Environmentalists and wildlife experts said they were alarmed by a new study which has reported 93 leopard deaths — a very high number — from across the country in just the first two months of 2018. Most of the big cats were felled by poachers for their skin and other body parts. Uttarakhand topped the list with 24 deaths, followed by Maharashtra (18) and Rajasthan (11). Incidents of mortality were reported from 18 states in all.
According to the Wildlife Protection Society of India (WPSI), which compiled the data, most leopard deaths were due to poaching as evident from seizures of leopard hides and body parts. Only 12 of the big cats died of natural causes.
According to Tito Joseph, programme head of WPSI, “The number is unusually high. It’s a bad start in terms of wildlife conservation. We will soon release more data.” WPSI said there were 23 cases in which hides, skulls and claws were seized.
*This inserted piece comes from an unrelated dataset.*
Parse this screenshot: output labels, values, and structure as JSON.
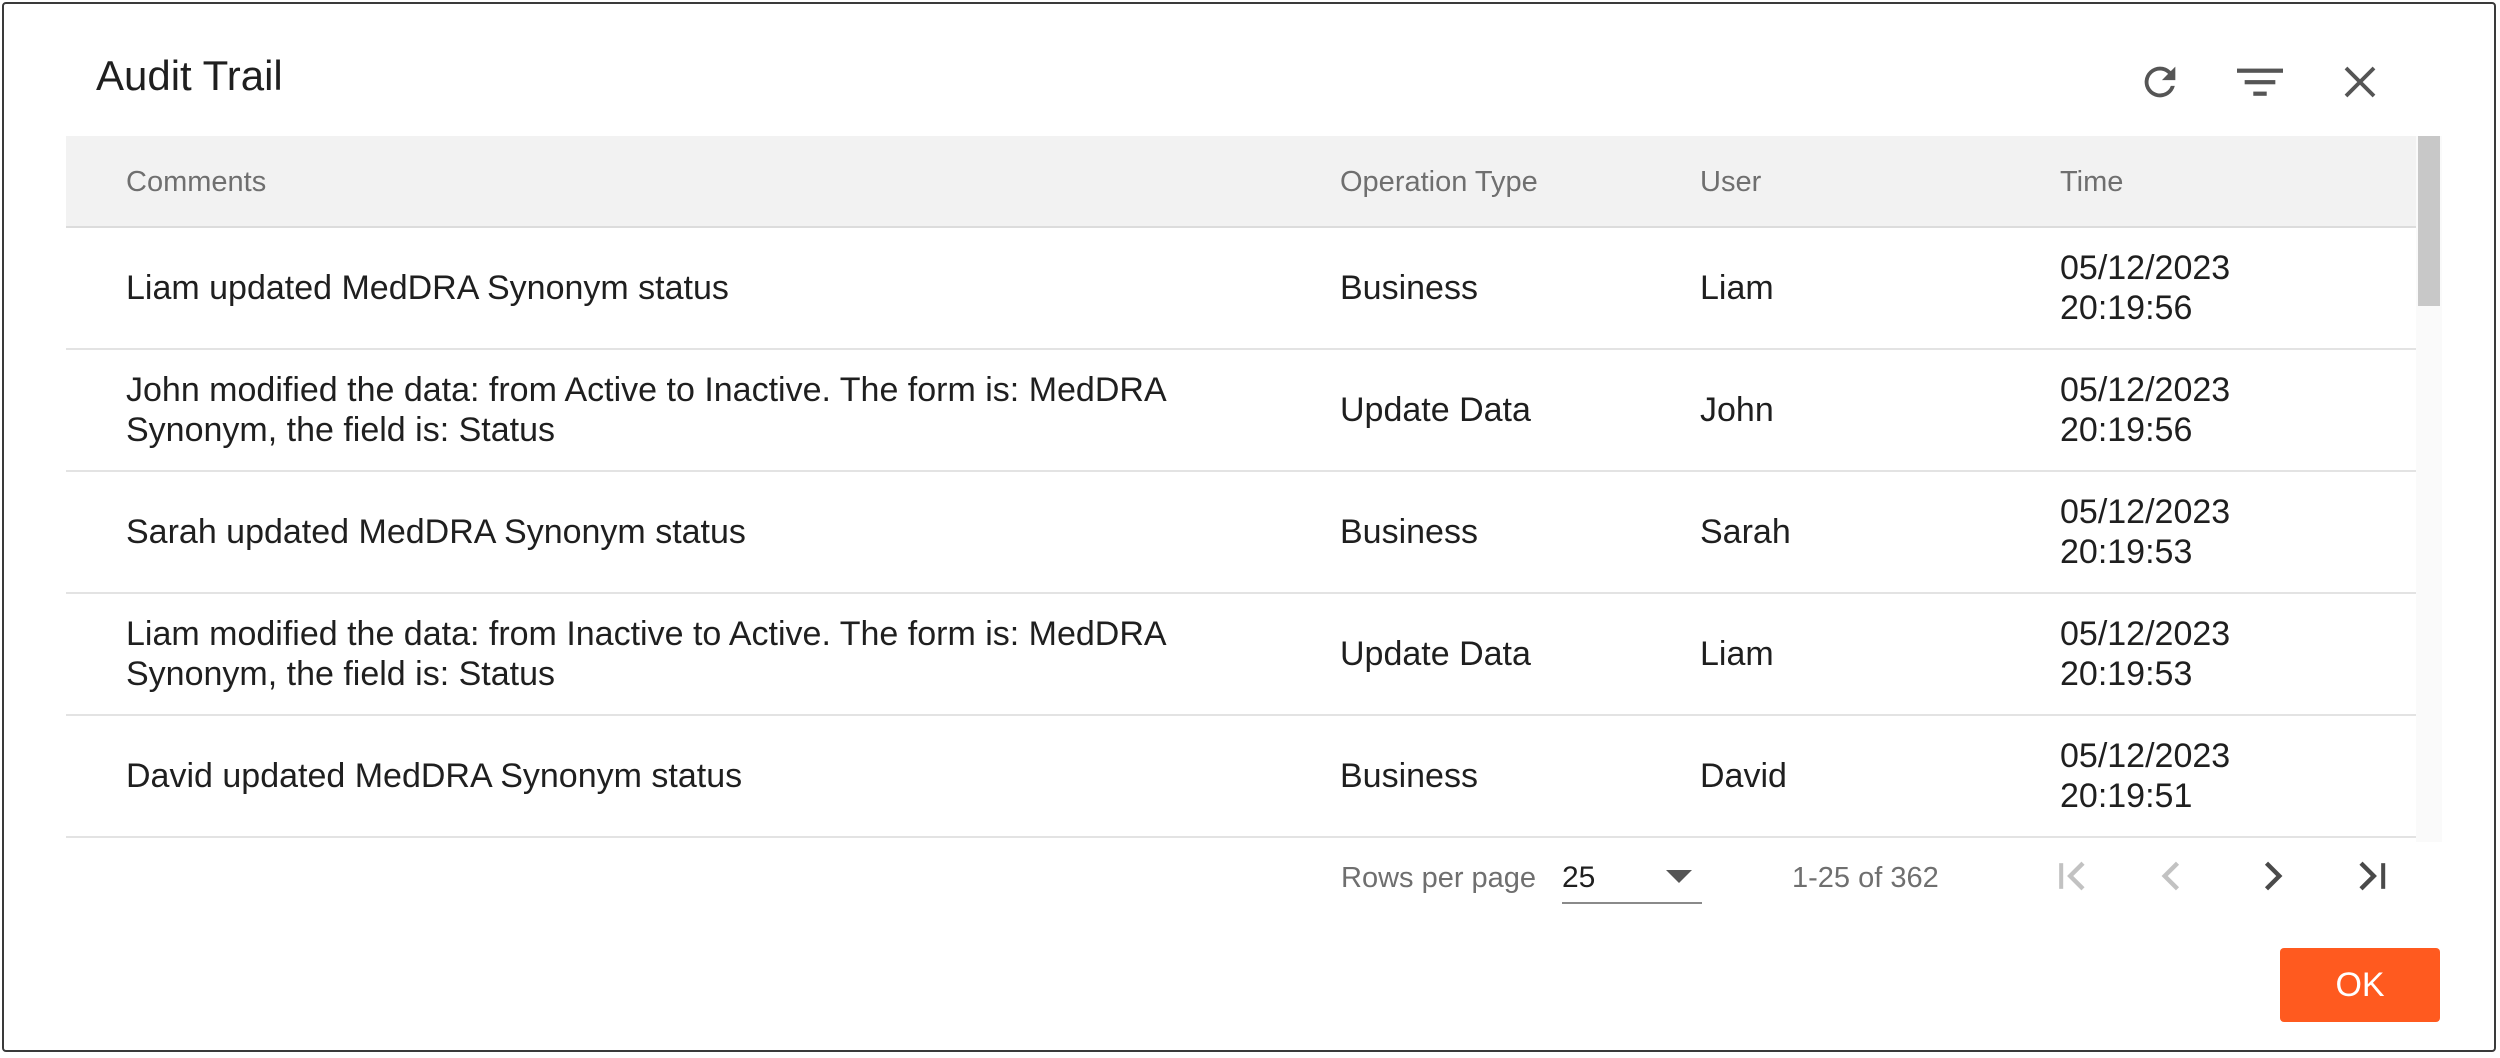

WPSI said eight leopards died in road or train accidents in January and February this year even as five were killed by villagers and seven of fighting with other leopards. Five more were killed by tigers or other animals. Two of them died in rescue operations or treatments, and one due to electrocution. One was shot dead by a police official in Lucknow.
Beside this, four leopards were rescued alive from smugglers in Gujarat, Jammu and Kashmir, Maharashtra and Uttar Pradesh, WPSI said.
Even though the Indian leopard is listed as “vulnerable” and is in the IUCN Red List – protected under Schedule I of the Wildlife Protection Act, 1972 – it largely remains ignored in terms of conservation efforts. Leopard deaths – some 131 died last year in the same time period – have begun to assume alarming proportions.
S Satya Kumar, an expert who is conducting a study on man-leopard conflict in Uttarakhand, said, “The numbers, if genuine, sound alarmingly dangerous.”
Asked about 24 leopard deaths in Uttarakhand in the first two months of the year, the highest in the country, state forest officials said they recorded only seven deaths in January. Dhananjay Mohan, additional principal chief conservator of forests, Uttarakhand, said, “We have seven deaths reported in the month of January. Also, compiling data is a complex process which takes a lot of time. It is being compiled.”
The first ever count of India’s leopards, conducted alongside the 2014 tiger census, had put the spotted cat population at 7,910 in and around tiger habitats across the country, except the northeast. (Times of India – 06-03-2018)